## EXERCISE INSTRUCTIONS
Please state the number of lines in the records below that contain the string "total", and nothing further.

______________________________

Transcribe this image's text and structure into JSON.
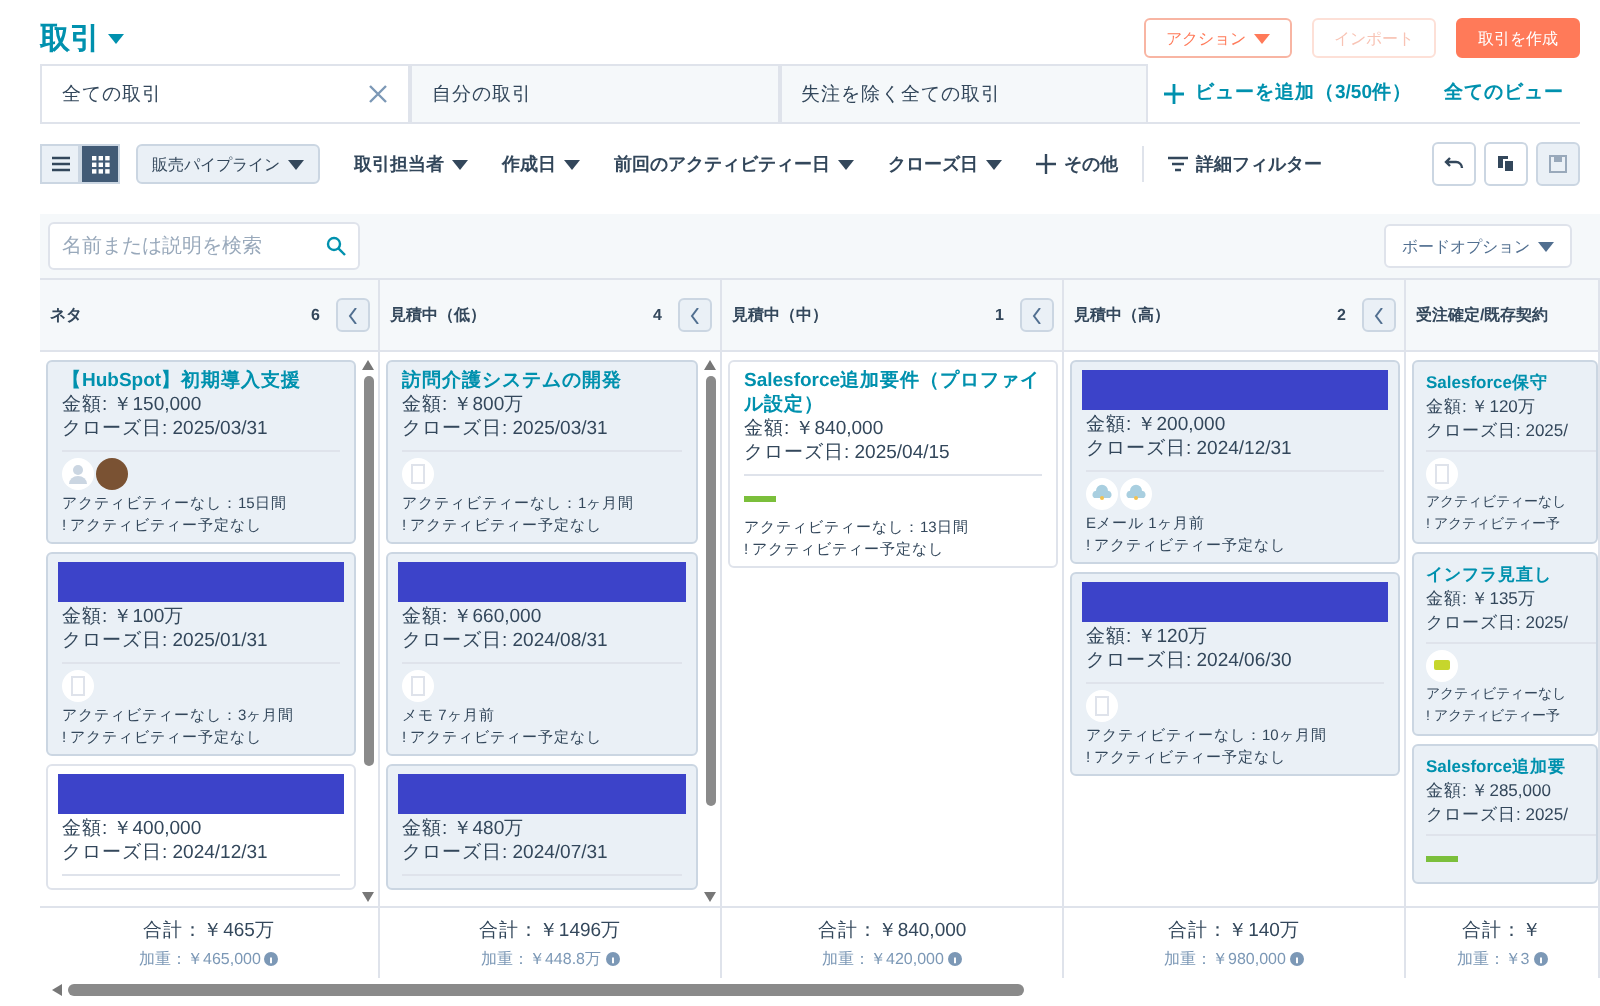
{
  "header": {
    "title": "取引",
    "buttons": [
      {
        "label": "アクション",
        "kind": "outline",
        "caret": true,
        "disabled": false
      },
      {
        "label": "インポート",
        "kind": "outline",
        "caret": false,
        "disabled": true
      },
      {
        "label": "取引を作成",
        "kind": "primary",
        "caret": false,
        "disabled": false
      }
    ]
  },
  "tabs": [
    {
      "label": "全ての取引",
      "selected": true
    },
    {
      "label": "自分の取引",
      "selected": false
    },
    {
      "label": "失注を除く全ての取引",
      "selected": false
    }
  ],
  "add_view": "ビューを追加（3/50件）",
  "all_views": "全てのビュー",
  "view_toggle": [
    {
      "kind": "list",
      "selected": false
    },
    {
      "kind": "grid",
      "selected": true
    }
  ],
  "pipeline": "販売パイプライン",
  "filters": [
    "取引担当者",
    "作成日",
    "前回のアクティビティー日",
    "クローズ日"
  ],
  "more_filters": "その他",
  "advanced_filter": "詳細フィルター",
  "search": {
    "placeholder": "名前または説明を検索"
  },
  "board_options": "ボードオプション",
  "columns": [
    {
      "name": "ネタ",
      "count": "6",
      "scrollable": true,
      "cards": [
        {
          "kind": "titled",
          "title": "【HubSpot】初期導入支援",
          "highlighted": true,
          "amount": "金額: ￥150,000",
          "close_date": "クローズ日: 2025/03/31",
          "avatars": [
            {
              "kind": "person"
            },
            {
              "kind": "photo"
            }
          ],
          "activity": "アクティビティーなし：15日間",
          "next": "! アクティビティー予定なし"
        },
        {
          "kind": "redacted",
          "highlighted": true,
          "amount": "金額: ￥100万",
          "close_date": "クローズ日: 2025/01/31",
          "avatars": [
            {
              "kind": "document"
            }
          ],
          "activity": "アクティビティーなし：3ヶ月間",
          "next": "! アクティビティー予定なし"
        },
        {
          "kind": "redacted",
          "highlighted": false,
          "amount": "金額: ￥400,000",
          "close_date": "クローズ日: 2024/12/31"
        }
      ],
      "total": "合計：￥465万",
      "weighted": "加重：￥465,000"
    },
    {
      "name": "見積中（低）",
      "count": "4",
      "scrollable": true,
      "cards": [
        {
          "kind": "titled",
          "title": "訪問介護システムの開発",
          "highlighted": true,
          "amount": "金額: ￥800万",
          "close_date": "クローズ日: 2025/03/31",
          "avatars": [
            {
              "kind": "document"
            }
          ],
          "activity": "アクティビティーなし：1ヶ月間",
          "next": "! アクティビティー予定なし"
        },
        {
          "kind": "redacted",
          "highlighted": true,
          "amount": "金額: ￥660,000",
          "close_date": "クローズ日: 2024/08/31",
          "avatars": [
            {
              "kind": "document"
            }
          ],
          "activity": "メモ 7ヶ月前",
          "next": "! アクティビティー予定なし"
        },
        {
          "kind": "redacted",
          "highlighted": true,
          "amount": "金額: ￥480万",
          "close_date": "クローズ日: 2024/07/31"
        }
      ],
      "total": "合計：￥1496万",
      "weighted": "加重：￥448.8万"
    },
    {
      "name": "見積中（中）",
      "count": "1",
      "cards": [
        {
          "kind": "titled",
          "title": "Salesforce追加要件（プロファイル設定）",
          "highlighted": false,
          "amount": "金額: ￥840,000",
          "close_date": "クローズ日: 2025/04/15",
          "avatars": [
            {
              "kind": "bar"
            }
          ],
          "activity": "アクティビティーなし：13日間",
          "next": "! アクティビティー予定なし"
        }
      ],
      "total": "合計：￥840,000",
      "weighted": "加重：￥420,000"
    },
    {
      "name": "見積中（高）",
      "count": "2",
      "cards": [
        {
          "kind": "redacted",
          "highlighted": true,
          "amount": "金額: ￥200,000",
          "close_date": "クローズ日: 2024/12/31",
          "avatars": [
            {
              "kind": "cloud"
            },
            {
              "kind": "cloud"
            }
          ],
          "activity": "Eメール 1ヶ月前",
          "next": "! アクティビティー予定なし"
        },
        {
          "kind": "redacted",
          "highlighted": true,
          "amount": "金額: ￥120万",
          "close_date": "クローズ日: 2024/06/30",
          "avatars": [
            {
              "kind": "document"
            }
          ],
          "activity": "アクティビティーなし：10ヶ月間",
          "next": "! アクティビティー予定なし"
        }
      ],
      "total": "合計：￥140万",
      "weighted": "加重：￥980,000"
    },
    {
      "name": "受注確定/既存契約",
      "cards": [
        {
          "kind": "titled",
          "title": "Salesforce保守",
          "highlighted": true,
          "amount": "金額: ￥120万",
          "close_date": "クローズ日: 2025/",
          "avatars": [
            {
              "kind": "document"
            }
          ],
          "activity": "アクティビティーなし",
          "next": "! アクティビティー予"
        },
        {
          "kind": "titled",
          "title": "インフラ見直し",
          "highlighted": true,
          "amount": "金額: ￥135万",
          "close_date": "クローズ日: 2025/",
          "avatars": [
            {
              "kind": "logo"
            }
          ],
          "activity": "アクティビティーなし",
          "next": "! アクティビティー予"
        },
        {
          "kind": "titled",
          "title": "Salesforce追加要",
          "highlighted": true,
          "amount": "金額: ￥285,000",
          "close_date": "クローズ日: 2025/",
          "avatars": [
            {
              "kind": "bar"
            }
          ]
        }
      ],
      "total": "合計：￥",
      "weighted": "加重：￥3"
    }
  ]
}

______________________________

## YOUR SOLUTION
5